**Record excerpts**
═══
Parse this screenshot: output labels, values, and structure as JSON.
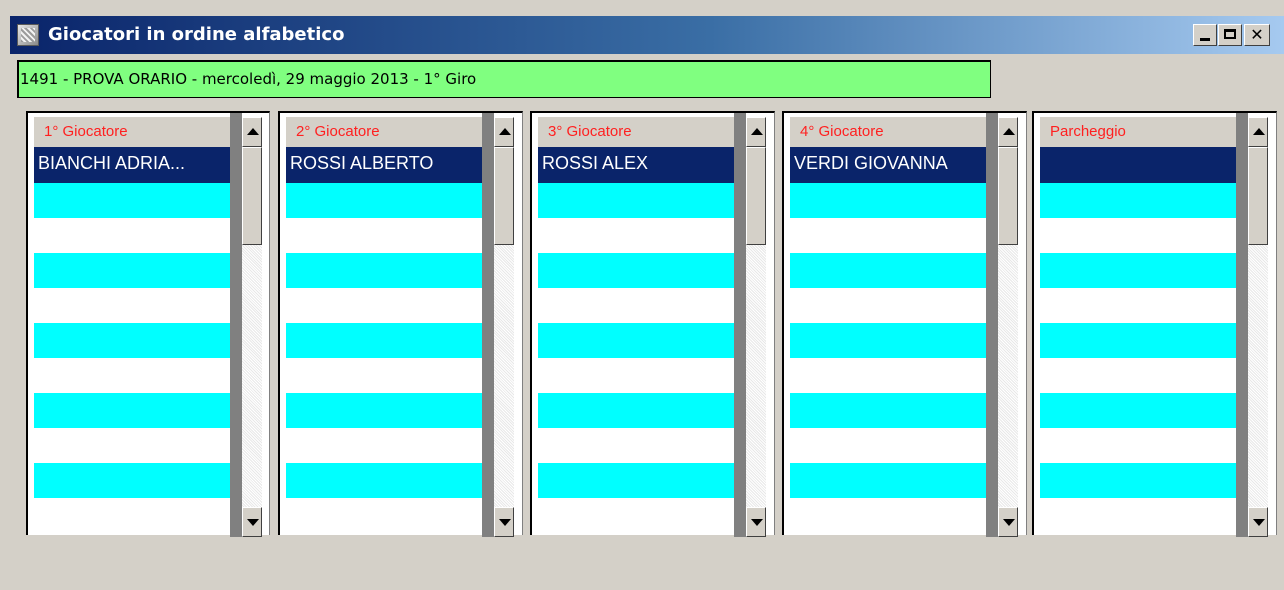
{
  "window": {
    "title": "Giocatori in ordine alfabetico",
    "icon": "app-icon"
  },
  "info_line": "1491 - PROVA ORARIO - mercoledì, 29 maggio 2013 - 1° Giro",
  "colors": {
    "info_bg": "#80ff80",
    "header_text": "#ff2020",
    "selected_bg": "#0a246a",
    "alt_row": "#00ffff"
  },
  "columns": [
    {
      "header": "1° Giocatore",
      "selected": "BIANCHI ADRIA..."
    },
    {
      "header": "2° Giocatore",
      "selected": "ROSSI ALBERTO"
    },
    {
      "header": "3° Giocatore",
      "selected": "ROSSI ALEX"
    },
    {
      "header": "4° Giocatore",
      "selected": "VERDI GIOVANNA"
    },
    {
      "header": "Parcheggio",
      "selected": ""
    }
  ]
}
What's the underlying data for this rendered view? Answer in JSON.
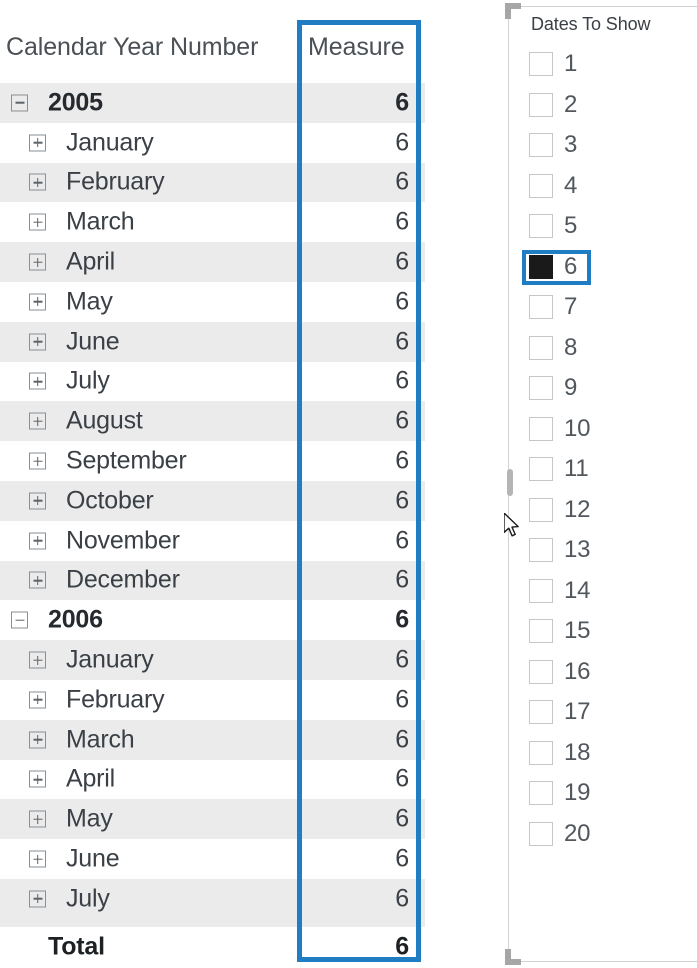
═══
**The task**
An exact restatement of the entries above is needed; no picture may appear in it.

**Reply**
Parse this screenshot: output labels, values, and structure as JSON.
{
  "window": {
    "title": "Giocatori in ordine alfabetico",
    "icon": "app-icon"
  },
  "info_line": "1491 - PROVA ORARIO - mercoledì, 29 maggio 2013 - 1° Giro",
  "colors": {
    "info_bg": "#80ff80",
    "header_text": "#ff2020",
    "selected_bg": "#0a246a",
    "alt_row": "#00ffff"
  },
  "columns": [
    {
      "header": "1° Giocatore",
      "selected": "BIANCHI ADRIA..."
    },
    {
      "header": "2° Giocatore",
      "selected": "ROSSI ALBERTO"
    },
    {
      "header": "3° Giocatore",
      "selected": "ROSSI ALEX"
    },
    {
      "header": "4° Giocatore",
      "selected": "VERDI GIOVANNA"
    },
    {
      "header": "Parcheggio",
      "selected": ""
    }
  ]
}
What's the underlying data for this rendered view? Answer in JSON.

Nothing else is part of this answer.